'Essence' magazine names Kym Worthy to inaugural 'Woke 100' list

by

comment
screen_shot_2017-04-17_at_12.23.46_pm.png
As Essence said in a 2010 post about Wayne Country prosecutor Kym Worthy, the attorney has been both hailed and vilified for her work. Her tenure has been an uphill battle — prosecuting Kwame Kilpatrick, but letting Flint police chief James Tolbert off the hook, raising awareness and funds to process over 11,000 untested rape kits, and tackling the city's 70 percent unsolved murder rate.

For her contributions, she's been recognized as one of the magazine's "Woke 100," a group of women of color who are making waves politically, socially, artistically, and otherwise. The list is the subject of the magazine's May issue, which is on stands now.



The list includes Shondra Rhimes, Linda Sarsour, Maxine Waters, and 96 other women.
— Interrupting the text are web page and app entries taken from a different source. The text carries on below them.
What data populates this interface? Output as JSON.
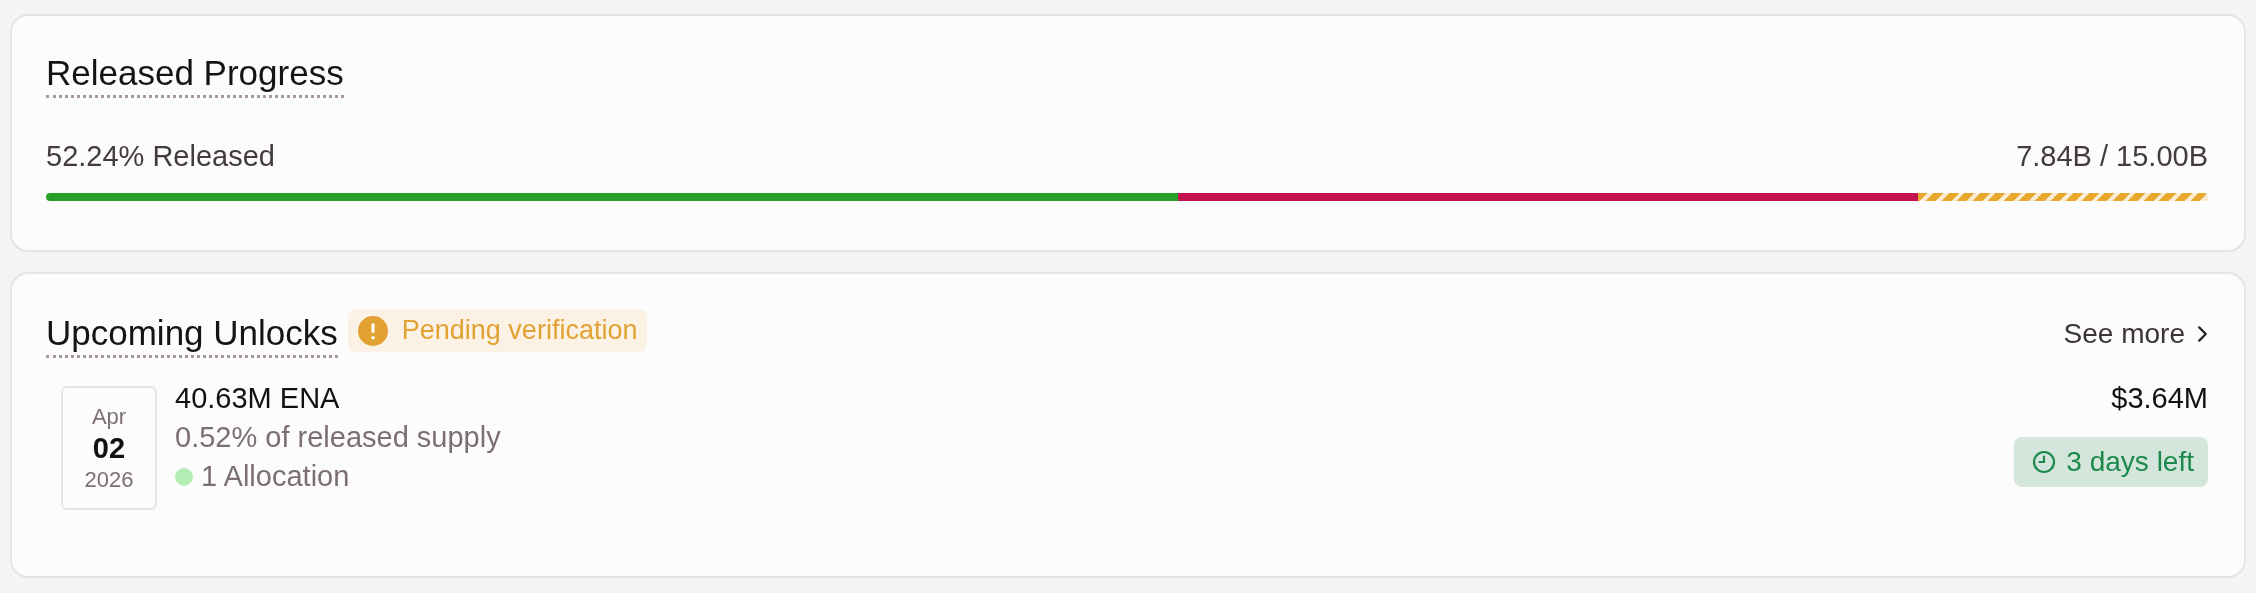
{
  "released_progress": {
    "title": "Released Progress",
    "released_label": "52.24% Released",
    "amount": "7.84B / 15.00B",
    "segments": [
      {
        "kind": "solid",
        "color": "#27a02b"
      },
      {
        "kind": "solid",
        "color": "#c4114f"
      },
      {
        "kind": "striped",
        "color": "#e8a82b"
      }
    ]
  },
  "upcoming_unlocks": {
    "title": "Upcoming Unlocks",
    "badge": "Pending verification",
    "see_more": "See more",
    "items": [
      {
        "month": "Apr",
        "day": "02",
        "year": "2026",
        "amount": "40.63M ENA",
        "share": "0.52% of released supply",
        "allocation": "1 Allocation",
        "color": "#b3efb5",
        "value": "$3.64M",
        "time_left": "3 days left"
      }
    ]
  }
}
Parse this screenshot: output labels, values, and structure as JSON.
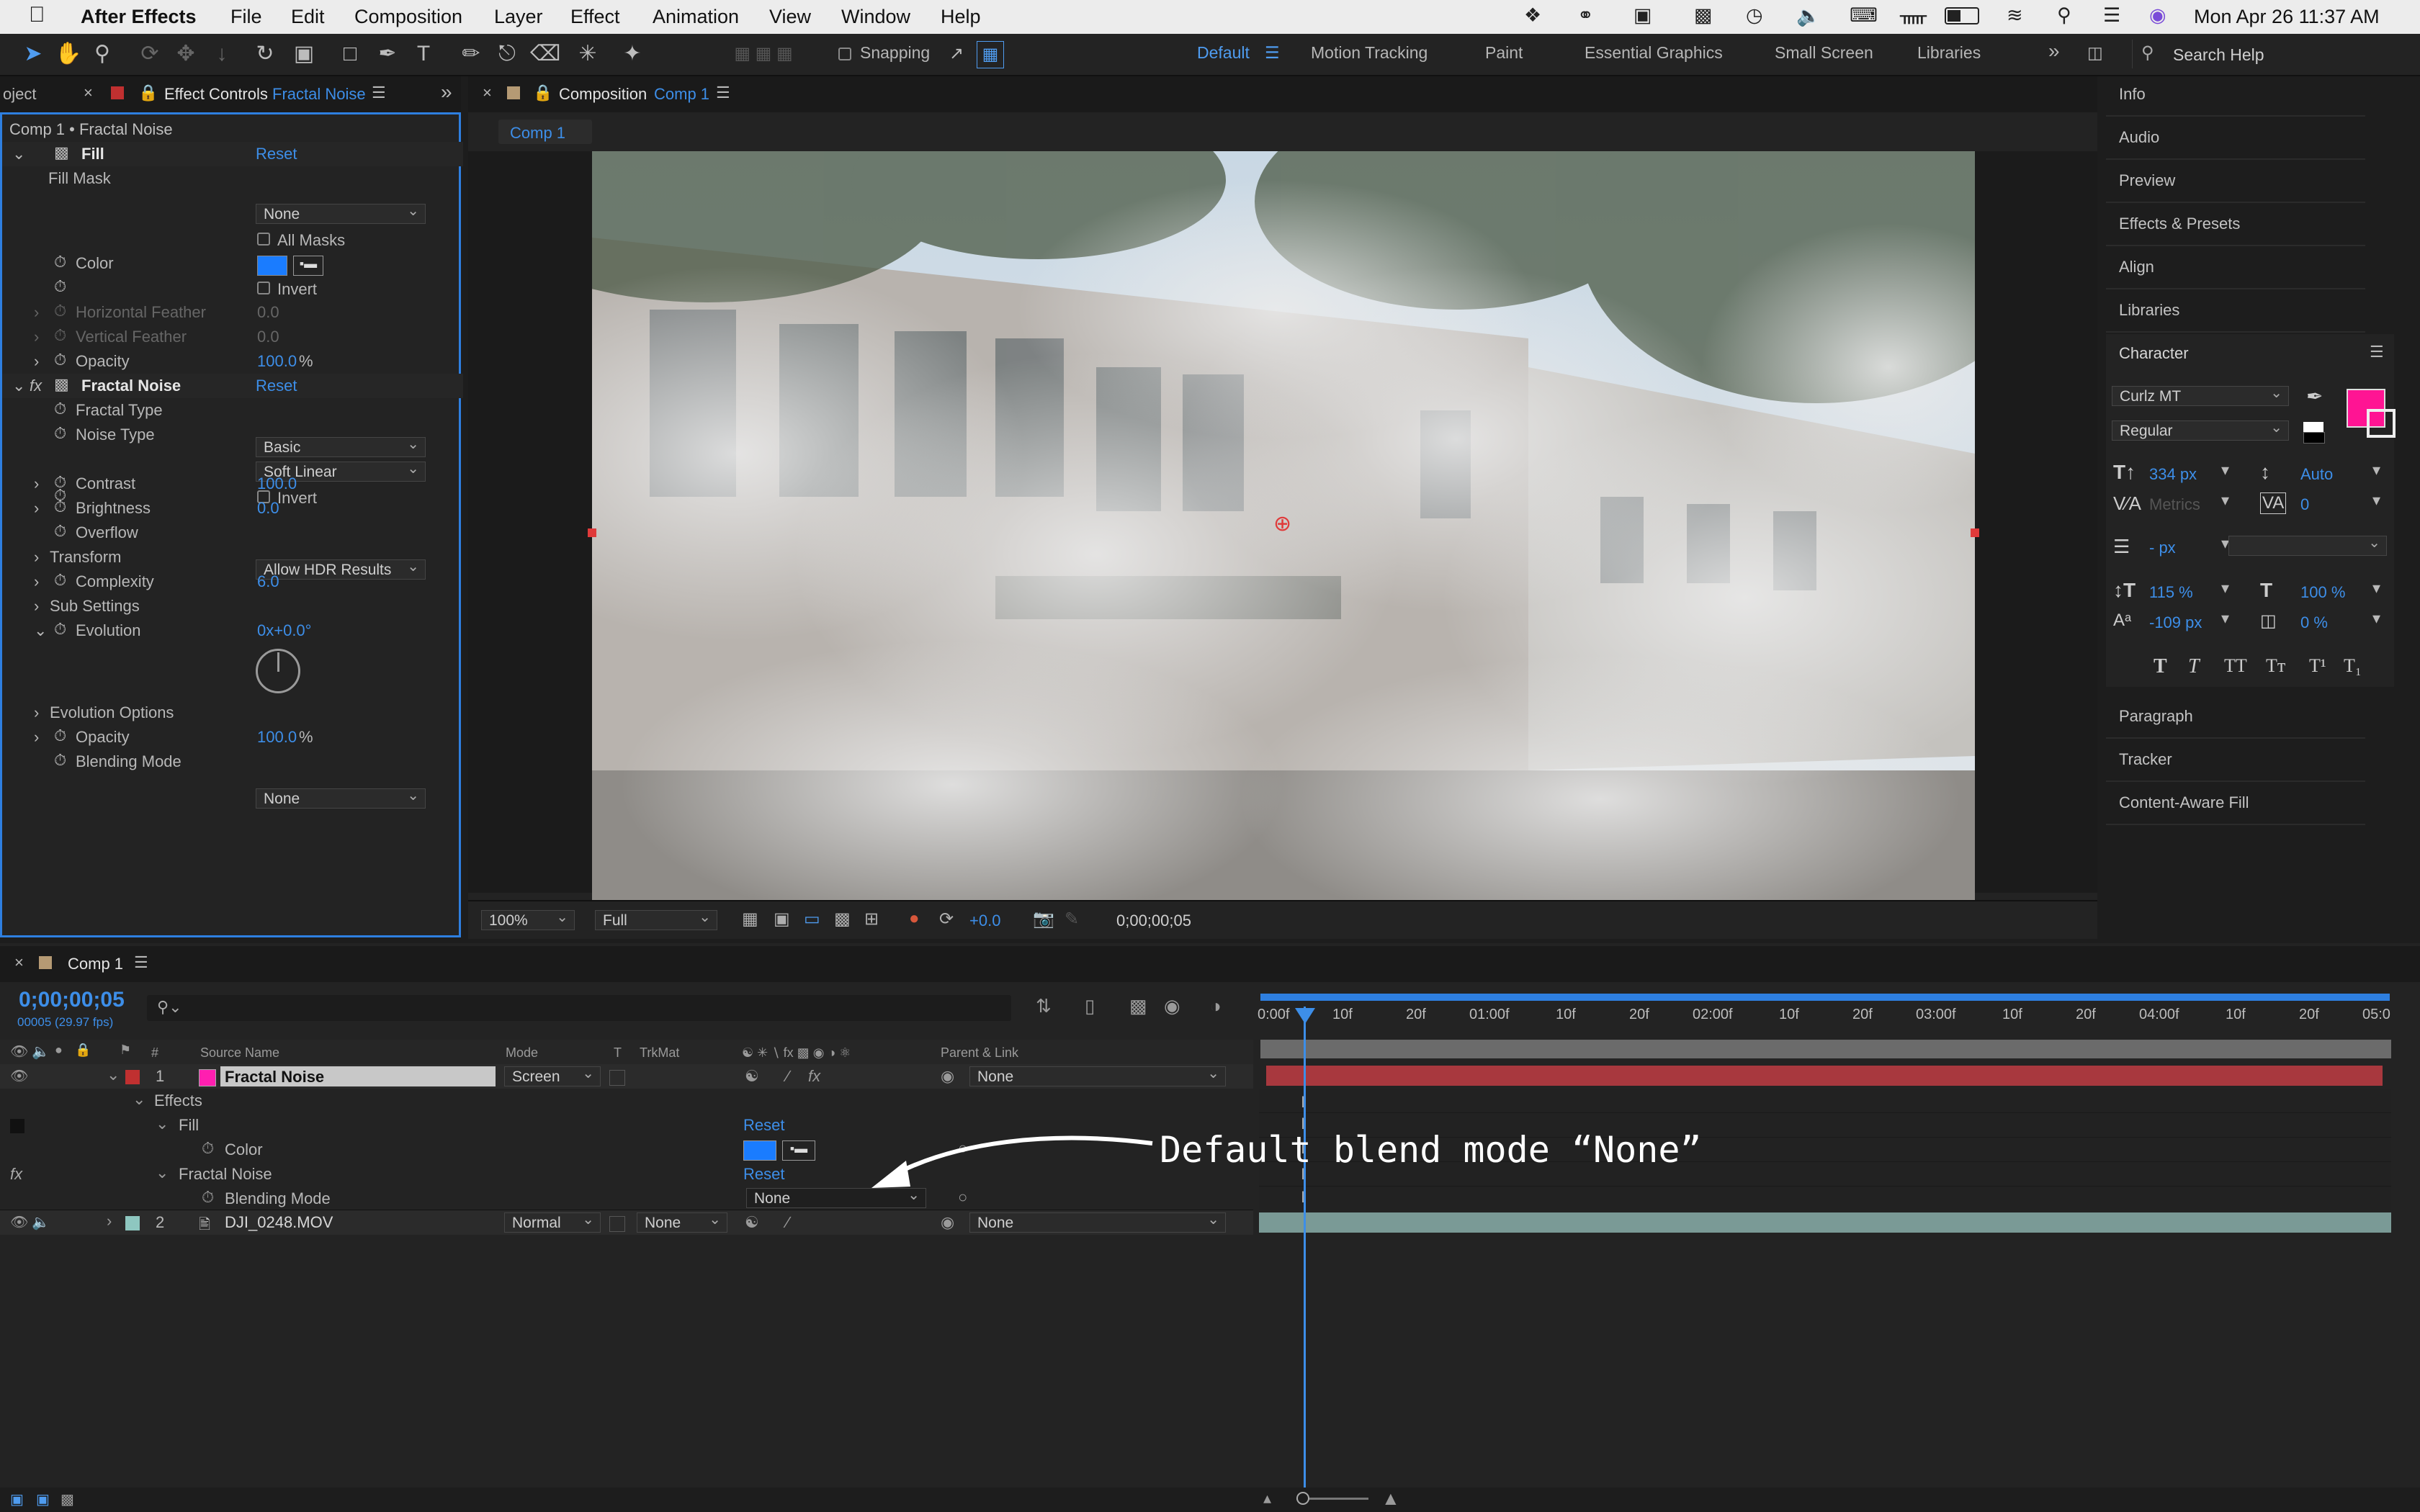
{
  "menubar": {
    "app_name": "After Effects",
    "items": [
      "File",
      "Edit",
      "Composition",
      "Layer",
      "Effect",
      "Animation",
      "View",
      "Window",
      "Help"
    ],
    "datetime": "Mon Apr 26  11:37 AM"
  },
  "toolbar": {
    "snapping_label": "Snapping",
    "workspaces": [
      "Default",
      "Motion Tracking",
      "Paint",
      "Essential Graphics",
      "Small Screen",
      "Libraries"
    ],
    "active_workspace": "Default",
    "search_placeholder": "Search Help"
  },
  "effect_controls": {
    "tab_project_truncated": "oject",
    "tab_title": "Effect Controls",
    "tab_layer": "Fractal Noise",
    "breadcrumb": "Comp 1 • Fractal Noise",
    "fill": {
      "name": "Fill",
      "reset": "Reset",
      "fill_mask_label": "Fill Mask",
      "fill_mask_value": "None",
      "all_masks_label": "All Masks",
      "color_label": "Color",
      "invert_label": "Invert",
      "h_feather_label": "Horizontal Feather",
      "h_feather_value": "0.0",
      "v_feather_label": "Vertical Feather",
      "v_feather_value": "0.0",
      "opacity_label": "Opacity",
      "opacity_value": "100.0",
      "opacity_unit": "%"
    },
    "fractal_noise": {
      "name": "Fractal Noise",
      "reset": "Reset",
      "fractal_type_label": "Fractal Type",
      "fractal_type_value": "Basic",
      "noise_type_label": "Noise Type",
      "noise_type_value": "Soft Linear",
      "invert_label": "Invert",
      "contrast_label": "Contrast",
      "contrast_value": "100.0",
      "brightness_label": "Brightness",
      "brightness_value": "0.0",
      "overflow_label": "Overflow",
      "overflow_value": "Allow HDR Results",
      "transform_label": "Transform",
      "complexity_label": "Complexity",
      "complexity_value": "6.0",
      "sub_settings_label": "Sub Settings",
      "evolution_label": "Evolution",
      "evolution_value": "0x+0.0°",
      "evolution_options_label": "Evolution Options",
      "opacity_label": "Opacity",
      "opacity_value": "100.0",
      "opacity_unit": "%",
      "blending_mode_label": "Blending Mode",
      "blending_mode_value": "None"
    },
    "fx_label": "fx"
  },
  "composition": {
    "tab_label": "Composition",
    "tab_comp": "Comp 1",
    "sub_tab": "Comp 1",
    "zoom": "100%",
    "resolution": "Full",
    "exposure": "+0.0",
    "timecode": "0;00;00;05"
  },
  "right_panels": {
    "items": [
      "Info",
      "Audio",
      "Preview",
      "Effects & Presets",
      "Align",
      "Libraries"
    ],
    "character": {
      "title": "Character",
      "font": "Curlz MT",
      "style": "Regular",
      "size": "334 px",
      "leading": "Auto",
      "kerning": "Metrics",
      "tracking": "0",
      "stroke": "- px",
      "vert_scale": "115 %",
      "horiz_scale": "100 %",
      "baseline": "-109 px",
      "tsume": "0 %",
      "fill_color": "#ff1493",
      "style_buttons": [
        "T",
        "T",
        "TT",
        "Tт",
        "T¹",
        "T₁"
      ]
    },
    "items_after": [
      "Paragraph",
      "Tracker",
      "Content-Aware Fill"
    ]
  },
  "timeline": {
    "tab": "Comp 1",
    "timecode": "0;00;00;05",
    "frame_info": "00005 (29.97 fps)",
    "headers": {
      "source_name": "Source Name",
      "mode": "Mode",
      "t": "T",
      "trkmat": "TrkMat",
      "parent": "Parent & Link",
      "num": "#"
    },
    "layers": [
      {
        "num": "1",
        "name": "Fractal Noise",
        "mode": "Screen",
        "parent": "None",
        "label_color": "#ff1fb0"
      },
      {
        "num": "2",
        "name": "DJI_0248.MOV",
        "mode": "Normal",
        "trkmat": "None",
        "parent": "None",
        "label_color": "#8ec7c0"
      }
    ],
    "sub_rows": {
      "effects": "Effects",
      "fill": "Fill",
      "color": "Color",
      "fractal_noise": "Fractal Noise",
      "blending_mode": "Blending Mode",
      "blending_value": "None",
      "reset": "Reset"
    },
    "ruler_ticks": [
      "0:00f",
      "10f",
      "20f",
      "01:00f",
      "10f",
      "20f",
      "02:00f",
      "10f",
      "20f",
      "03:00f",
      "10f",
      "20f",
      "04:00f",
      "10f",
      "20f",
      "05:0"
    ],
    "annotation": "Default blend mode “None”"
  }
}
The 12 women featured on the cover talk about their social justice work in the magazine. The remaining 88 women were and their work were summed up in a single sentence. Worthy's read: "When 11,341 unprocessed rape kits were discovered in her district, Worthy raised awareness and funds for testing, leading to 42 prosecutions and the identification of 750 serial rapists."

We welcome readers to submit letters regarding articles and content in Detroit Metro Times. Letters should be a minimum of 150 words, refer to content that has appeared on Detroit Metro Times, and must include the writer's full name, address, and phone number for verification purposes. No attachments will be considered. Writers of letters selected for publication will be notified via email. Letters may be edited and shortened for space.

Email us at letters@metrotimes.com.

Detroit Metro Times works for you, and your support is essential.

Our small but mighty local team works tirelessly to bring you high-quality, uncensored news and cultural coverage of Detroit and beyond.

Unlike many newspapers, ours is free – and we'd like to keep it that way, because we believe, now more than ever, everyone deserves access to accurate, independent coverage of their community.

Whether it's a one-time acknowledgement of this article or an ongoing pledge, your support helps keep Detroit's true free press free.